Merriam-Webster Dictionary defines narcissism succinctly: “Caring too much about yourself and not about other people.”
What that definition doesn’t spell out are all the ramifications of such self-absorption.
In the book The Narcissist Next Door, the author, Jeffrey Kluger, writer and science editor at Time magazine, uses the word “monster” in the sub-title: Understanding the Monster in Your Family, in Your Office, in Your Bed–in Your World.
Are narcissists monsters? Consider these examples of typical narcissist behaviors:
- Your narcissist mother constantly belittles you but denies she is doing any such thing. There is always an excuse for what she says and does. She is oh so thoughtful. Her selfish manipulations are for your own good. Nasty comments mean she is concerned about you. She only wants to help you.
- Your narcissist boss criticizes and demeans you. He lets you know he thinks less of you than he does of your coworkers. If you complain, he will treat the matter as a non-issue. He doesn’t care about your complaints. He just wants to let you know that you’re never right.
- Your narcissist sibling ignores all boundaries. She goes through your things regularly. She asks nosy questions, snoops into your email, room, and conversations. She digs into your feelings, particularly painful ones, and is always looking for negative information that can be used against you.
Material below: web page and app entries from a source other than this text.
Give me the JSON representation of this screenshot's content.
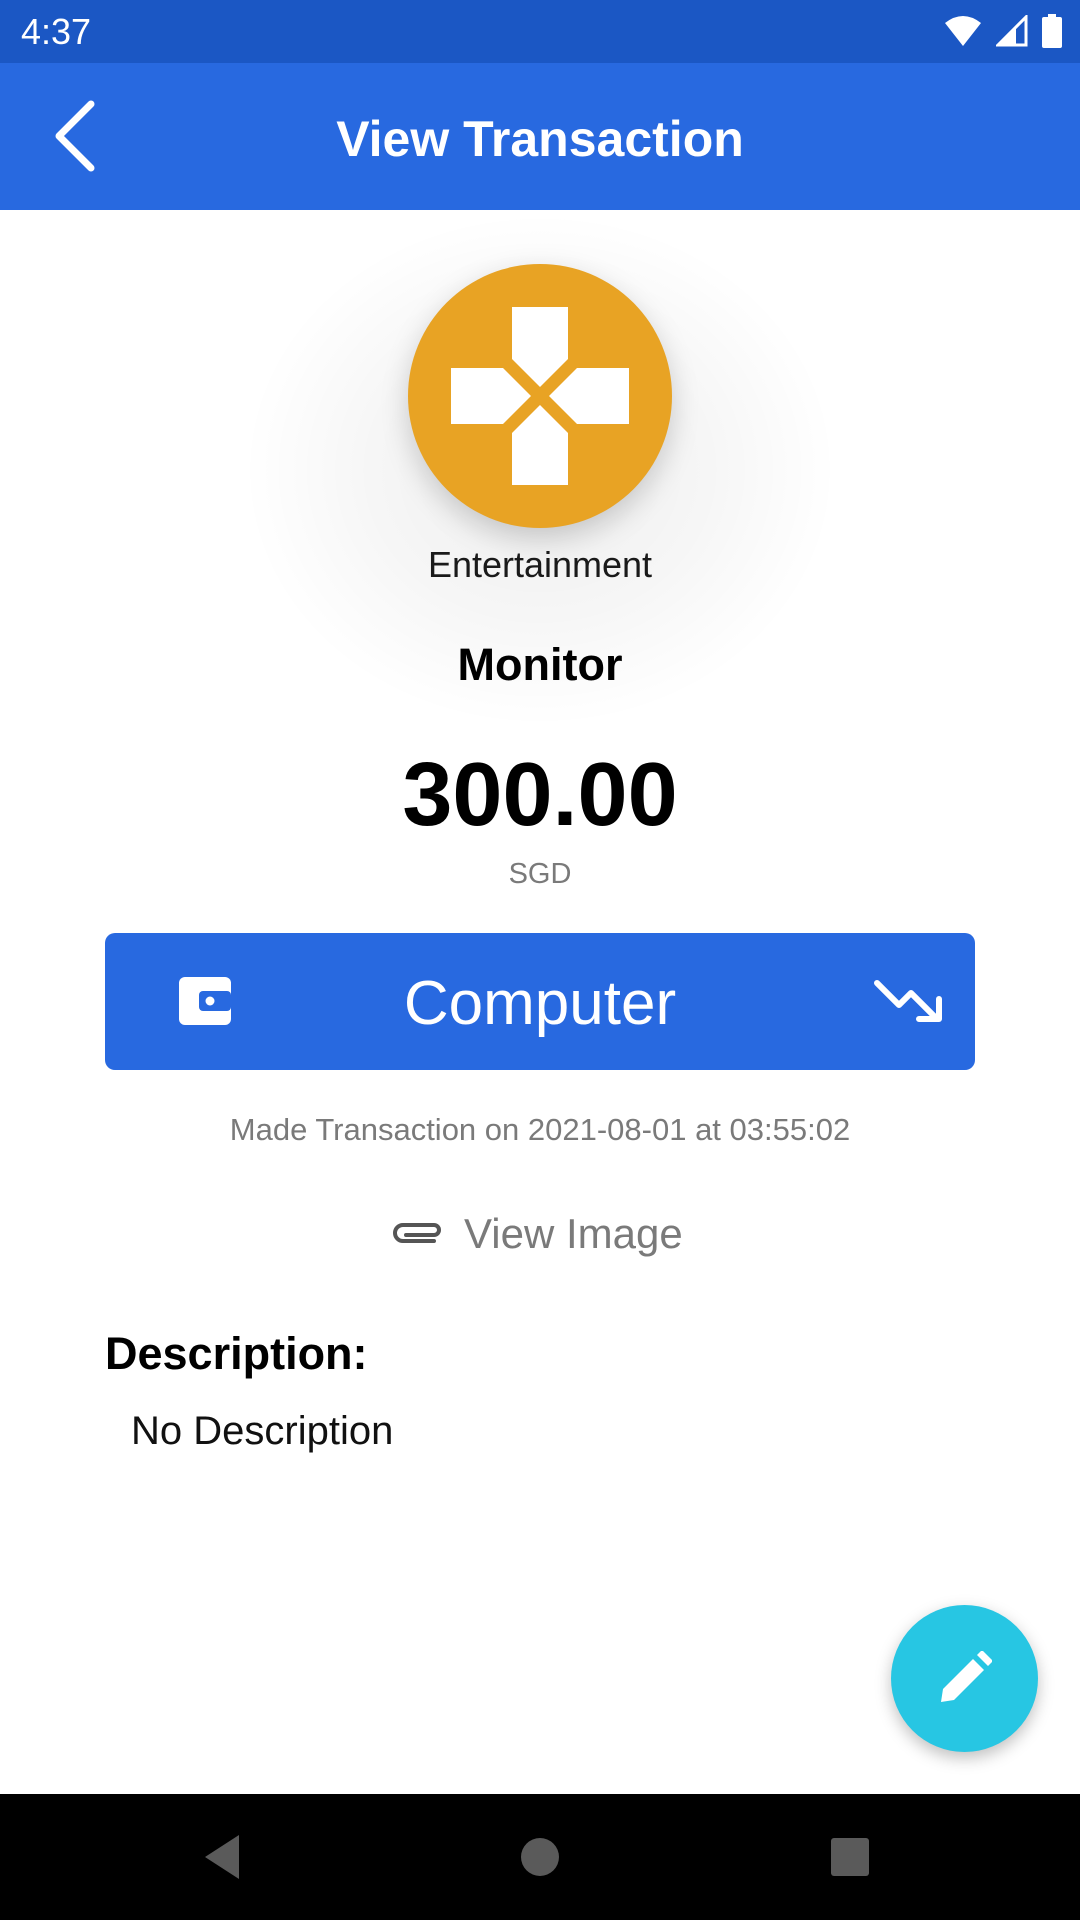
{
  "status_bar": {
    "time": "4:37",
    "icons": [
      "wifi-icon",
      "cell-signal-icon",
      "battery-icon"
    ]
  },
  "app_bar": {
    "title": "View Transaction",
    "back_icon": "chevron-left-icon",
    "background": "#2869e0"
  },
  "transaction": {
    "category": "Entertainment",
    "category_icon": "gamepad-icon",
    "category_color": "#e8a324",
    "name": "Monitor",
    "amount": "300.00",
    "currency": "SGD",
    "account": "Computer",
    "account_icon": "wallet-icon",
    "type_icon": "trending-down-icon",
    "made_on": "Made Transaction on 2021-08-01 at 03:55:02",
    "attachment_label": "View Image",
    "attachment_icon": "paperclip-icon",
    "description_title": "Description:",
    "description": "No Description"
  },
  "fab": {
    "icon": "pencil-icon",
    "color": "#27c6e3"
  },
  "nav_bar": {
    "icons": [
      "nav-back-icon",
      "nav-home-icon",
      "nav-recents-icon"
    ]
  }
}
- Your narcissist spouse tries to make you look like the crazy one. He will claim not to remember events, flatly denying they ever happened. He will tell you that you’re unstable, otherwise you wouldn’t believe such ridiculous things. You’re over-reacting, like you always do.
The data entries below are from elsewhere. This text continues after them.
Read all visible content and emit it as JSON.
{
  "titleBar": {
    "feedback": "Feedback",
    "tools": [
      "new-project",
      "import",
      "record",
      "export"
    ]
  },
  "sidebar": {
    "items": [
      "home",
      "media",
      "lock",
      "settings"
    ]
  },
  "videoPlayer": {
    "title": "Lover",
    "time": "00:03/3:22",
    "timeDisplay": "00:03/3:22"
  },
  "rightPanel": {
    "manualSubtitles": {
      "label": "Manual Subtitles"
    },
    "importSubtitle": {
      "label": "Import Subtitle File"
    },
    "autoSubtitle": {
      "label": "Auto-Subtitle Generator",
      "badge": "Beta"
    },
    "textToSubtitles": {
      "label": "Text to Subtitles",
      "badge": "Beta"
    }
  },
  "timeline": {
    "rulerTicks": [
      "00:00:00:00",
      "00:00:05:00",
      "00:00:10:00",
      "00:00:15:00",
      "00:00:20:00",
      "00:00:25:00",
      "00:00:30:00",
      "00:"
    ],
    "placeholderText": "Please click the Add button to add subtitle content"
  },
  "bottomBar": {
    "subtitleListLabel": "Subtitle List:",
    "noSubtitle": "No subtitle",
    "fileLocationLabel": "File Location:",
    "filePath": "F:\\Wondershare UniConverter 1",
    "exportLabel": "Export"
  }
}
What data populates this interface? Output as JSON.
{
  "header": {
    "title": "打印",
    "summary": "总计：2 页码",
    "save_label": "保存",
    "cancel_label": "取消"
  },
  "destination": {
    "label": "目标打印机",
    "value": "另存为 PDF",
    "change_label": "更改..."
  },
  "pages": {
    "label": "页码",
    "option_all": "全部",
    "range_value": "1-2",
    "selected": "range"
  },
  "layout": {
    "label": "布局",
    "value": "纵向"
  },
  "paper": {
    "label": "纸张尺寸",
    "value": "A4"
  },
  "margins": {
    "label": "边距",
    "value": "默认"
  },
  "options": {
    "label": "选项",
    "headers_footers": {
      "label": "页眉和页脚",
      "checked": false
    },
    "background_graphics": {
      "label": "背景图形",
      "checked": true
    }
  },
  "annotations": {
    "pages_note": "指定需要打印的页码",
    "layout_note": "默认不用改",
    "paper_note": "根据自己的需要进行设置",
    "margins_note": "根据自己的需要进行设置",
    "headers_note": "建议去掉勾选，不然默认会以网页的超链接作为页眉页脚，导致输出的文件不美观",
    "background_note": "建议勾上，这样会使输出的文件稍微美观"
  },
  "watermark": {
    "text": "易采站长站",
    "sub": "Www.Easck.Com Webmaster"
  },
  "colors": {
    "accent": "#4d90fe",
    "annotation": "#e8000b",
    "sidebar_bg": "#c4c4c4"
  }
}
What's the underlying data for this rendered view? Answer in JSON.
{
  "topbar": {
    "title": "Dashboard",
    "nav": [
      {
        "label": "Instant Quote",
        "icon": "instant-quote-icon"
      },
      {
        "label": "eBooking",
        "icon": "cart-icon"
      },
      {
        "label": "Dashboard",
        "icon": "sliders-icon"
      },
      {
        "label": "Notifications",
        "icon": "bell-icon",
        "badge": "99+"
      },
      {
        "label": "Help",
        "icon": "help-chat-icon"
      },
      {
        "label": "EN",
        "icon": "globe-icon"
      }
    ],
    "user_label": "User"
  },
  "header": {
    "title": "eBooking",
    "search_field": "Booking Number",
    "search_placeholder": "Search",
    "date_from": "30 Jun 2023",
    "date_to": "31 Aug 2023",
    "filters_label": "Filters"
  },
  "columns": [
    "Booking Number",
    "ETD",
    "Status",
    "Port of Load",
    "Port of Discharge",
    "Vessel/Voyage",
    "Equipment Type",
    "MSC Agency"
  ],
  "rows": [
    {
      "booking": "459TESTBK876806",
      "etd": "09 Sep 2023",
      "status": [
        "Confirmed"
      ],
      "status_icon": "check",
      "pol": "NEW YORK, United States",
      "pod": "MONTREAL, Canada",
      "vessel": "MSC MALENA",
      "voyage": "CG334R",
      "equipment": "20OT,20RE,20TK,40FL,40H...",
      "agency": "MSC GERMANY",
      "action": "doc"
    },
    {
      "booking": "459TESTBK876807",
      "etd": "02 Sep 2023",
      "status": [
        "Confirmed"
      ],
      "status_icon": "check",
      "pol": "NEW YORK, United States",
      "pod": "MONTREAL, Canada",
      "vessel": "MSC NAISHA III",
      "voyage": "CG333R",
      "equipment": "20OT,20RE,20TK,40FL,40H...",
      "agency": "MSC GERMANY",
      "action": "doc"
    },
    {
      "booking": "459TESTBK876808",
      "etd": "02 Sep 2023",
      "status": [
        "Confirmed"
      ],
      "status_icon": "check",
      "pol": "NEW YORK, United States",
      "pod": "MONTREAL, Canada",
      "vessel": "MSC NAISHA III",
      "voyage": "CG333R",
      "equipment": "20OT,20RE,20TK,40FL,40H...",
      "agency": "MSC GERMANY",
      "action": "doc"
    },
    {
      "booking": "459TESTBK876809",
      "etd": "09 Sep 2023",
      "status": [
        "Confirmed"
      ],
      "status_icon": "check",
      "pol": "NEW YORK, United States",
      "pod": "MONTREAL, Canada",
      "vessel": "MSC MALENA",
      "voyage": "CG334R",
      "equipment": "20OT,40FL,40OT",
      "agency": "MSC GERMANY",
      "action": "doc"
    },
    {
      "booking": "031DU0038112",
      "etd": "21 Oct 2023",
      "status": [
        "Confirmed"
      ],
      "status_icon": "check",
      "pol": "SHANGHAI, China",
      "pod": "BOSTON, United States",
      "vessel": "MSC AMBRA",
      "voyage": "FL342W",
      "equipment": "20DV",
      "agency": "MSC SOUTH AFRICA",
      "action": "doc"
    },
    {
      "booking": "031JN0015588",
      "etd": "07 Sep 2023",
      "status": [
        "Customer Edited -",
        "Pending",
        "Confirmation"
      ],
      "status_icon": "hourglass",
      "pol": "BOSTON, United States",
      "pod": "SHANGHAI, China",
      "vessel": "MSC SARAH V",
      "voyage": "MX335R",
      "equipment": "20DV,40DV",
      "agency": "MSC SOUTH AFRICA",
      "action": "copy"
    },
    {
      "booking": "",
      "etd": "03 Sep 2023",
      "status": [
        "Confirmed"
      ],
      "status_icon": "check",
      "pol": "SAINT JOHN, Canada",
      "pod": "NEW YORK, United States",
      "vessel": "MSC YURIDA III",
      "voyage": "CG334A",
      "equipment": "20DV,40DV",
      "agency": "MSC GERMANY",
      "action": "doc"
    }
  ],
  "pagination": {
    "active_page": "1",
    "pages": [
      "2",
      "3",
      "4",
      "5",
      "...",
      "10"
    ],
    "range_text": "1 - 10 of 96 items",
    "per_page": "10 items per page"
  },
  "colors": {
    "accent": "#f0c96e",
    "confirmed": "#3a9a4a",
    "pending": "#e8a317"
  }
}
Sound like someone you know? Probably, because the number people with this personality disorder doubled over the last 10 years just in the United States. Some refer to it as the Celebrity Epidemic, where outrageous, selfish behavior is rewarded with fame and money, while others blame it on the American emphasis on the importance of the individual. Still others think it is genetic, an inheritable trait that has always been prevalent but is now rampant because of lack of social consequences. Whatever the cause, the cult of self is thriving.
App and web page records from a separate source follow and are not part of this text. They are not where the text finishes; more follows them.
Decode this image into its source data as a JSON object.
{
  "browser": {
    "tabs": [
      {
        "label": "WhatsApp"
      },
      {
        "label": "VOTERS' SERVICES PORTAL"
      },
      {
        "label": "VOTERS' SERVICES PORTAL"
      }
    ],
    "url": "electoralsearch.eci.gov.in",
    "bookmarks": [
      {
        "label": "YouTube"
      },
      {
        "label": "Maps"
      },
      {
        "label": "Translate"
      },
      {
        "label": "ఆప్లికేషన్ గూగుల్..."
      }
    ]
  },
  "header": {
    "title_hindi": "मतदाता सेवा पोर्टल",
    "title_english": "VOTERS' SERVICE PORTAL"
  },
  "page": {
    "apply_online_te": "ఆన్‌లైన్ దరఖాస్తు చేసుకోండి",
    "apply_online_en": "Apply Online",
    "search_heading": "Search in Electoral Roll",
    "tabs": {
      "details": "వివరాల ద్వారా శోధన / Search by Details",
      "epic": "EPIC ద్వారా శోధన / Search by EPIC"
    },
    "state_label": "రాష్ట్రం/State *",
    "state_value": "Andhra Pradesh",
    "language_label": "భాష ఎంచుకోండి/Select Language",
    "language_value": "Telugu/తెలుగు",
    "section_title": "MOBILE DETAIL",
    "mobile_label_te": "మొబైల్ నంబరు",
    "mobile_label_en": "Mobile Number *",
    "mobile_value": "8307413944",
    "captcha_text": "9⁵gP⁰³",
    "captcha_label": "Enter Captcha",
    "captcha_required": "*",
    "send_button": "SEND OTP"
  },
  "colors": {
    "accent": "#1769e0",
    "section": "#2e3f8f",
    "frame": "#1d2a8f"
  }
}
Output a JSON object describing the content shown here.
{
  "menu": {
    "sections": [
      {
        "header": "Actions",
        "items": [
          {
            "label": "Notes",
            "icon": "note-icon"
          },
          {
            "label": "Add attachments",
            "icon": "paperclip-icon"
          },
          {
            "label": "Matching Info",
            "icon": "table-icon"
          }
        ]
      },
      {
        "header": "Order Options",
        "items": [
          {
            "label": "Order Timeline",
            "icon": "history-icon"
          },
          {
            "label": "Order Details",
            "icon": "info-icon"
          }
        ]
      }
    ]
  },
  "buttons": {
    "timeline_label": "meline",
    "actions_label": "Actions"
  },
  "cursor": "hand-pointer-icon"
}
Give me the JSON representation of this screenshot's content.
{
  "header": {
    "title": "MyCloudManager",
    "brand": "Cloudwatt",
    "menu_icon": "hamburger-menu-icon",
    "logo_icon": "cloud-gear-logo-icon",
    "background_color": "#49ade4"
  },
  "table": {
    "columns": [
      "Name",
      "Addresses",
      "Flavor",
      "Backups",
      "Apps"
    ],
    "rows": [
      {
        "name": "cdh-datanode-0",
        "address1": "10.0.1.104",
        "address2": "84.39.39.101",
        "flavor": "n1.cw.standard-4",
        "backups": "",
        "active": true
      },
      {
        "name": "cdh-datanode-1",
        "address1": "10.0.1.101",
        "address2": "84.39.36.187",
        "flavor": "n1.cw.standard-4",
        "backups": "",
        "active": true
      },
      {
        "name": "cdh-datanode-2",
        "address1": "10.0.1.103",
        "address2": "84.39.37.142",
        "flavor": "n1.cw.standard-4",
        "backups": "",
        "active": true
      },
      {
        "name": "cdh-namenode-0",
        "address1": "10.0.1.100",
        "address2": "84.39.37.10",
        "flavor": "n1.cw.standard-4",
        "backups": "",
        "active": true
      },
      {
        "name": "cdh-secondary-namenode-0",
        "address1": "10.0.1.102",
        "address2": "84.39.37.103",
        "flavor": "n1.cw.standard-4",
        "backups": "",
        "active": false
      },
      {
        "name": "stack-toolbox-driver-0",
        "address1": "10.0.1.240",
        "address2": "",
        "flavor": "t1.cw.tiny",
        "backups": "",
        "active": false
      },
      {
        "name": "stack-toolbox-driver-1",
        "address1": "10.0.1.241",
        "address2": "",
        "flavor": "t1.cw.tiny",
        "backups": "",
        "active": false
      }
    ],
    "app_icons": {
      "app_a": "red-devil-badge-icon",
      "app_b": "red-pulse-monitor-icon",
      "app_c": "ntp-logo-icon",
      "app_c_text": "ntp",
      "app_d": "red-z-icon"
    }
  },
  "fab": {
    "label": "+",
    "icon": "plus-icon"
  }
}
How do you spot a narcissist? First, remember narcissism is not an all-or-nothing disorder. It is a continuum, with some mild behaviors, such as always steering the conversation back to yourself, to more extreme forms, such as those who demean and torment you when no one is watching and then act simply darling in public. Extreme narcissistic behavior includes:
- Comments that diminish, debase, or degrade someone else
- Feelings of entitlement
- Envy that tries to either take or spoil someone else’s pleasure
- Lying, constantly about everything
- Emotional manipulation
- Constantly seeking to be the center of attention
- Extreme defensiveness and sensitivity, especially about imagined insults
- Lack of empathy
- Will never admit to being wrong
- Bragging and exaggerating achievements
- Denial of any of the above behaviors
So what to do if you live or work with a narcissist?
Save yourself. Experts overwhelmingly say to leave any relationship where extreme narcissism is present. Most narcissists will never acknowledge they have a problem. It is always everyone else, not them. Getting a narcissist to see a counselor or doctor is nearly impossible, and even when they do, they seldom admit responsibility and so never change. Make your feelings known, but if the narcissist cannot understand or acknowledge your pain, then it’s time to move on.
Here are some resources to help you deal with the narcissist in your life.
Will I ever be free of you? : how to navigate a high-conflict divorce from a narcissist, and heal your family / Karyl McBride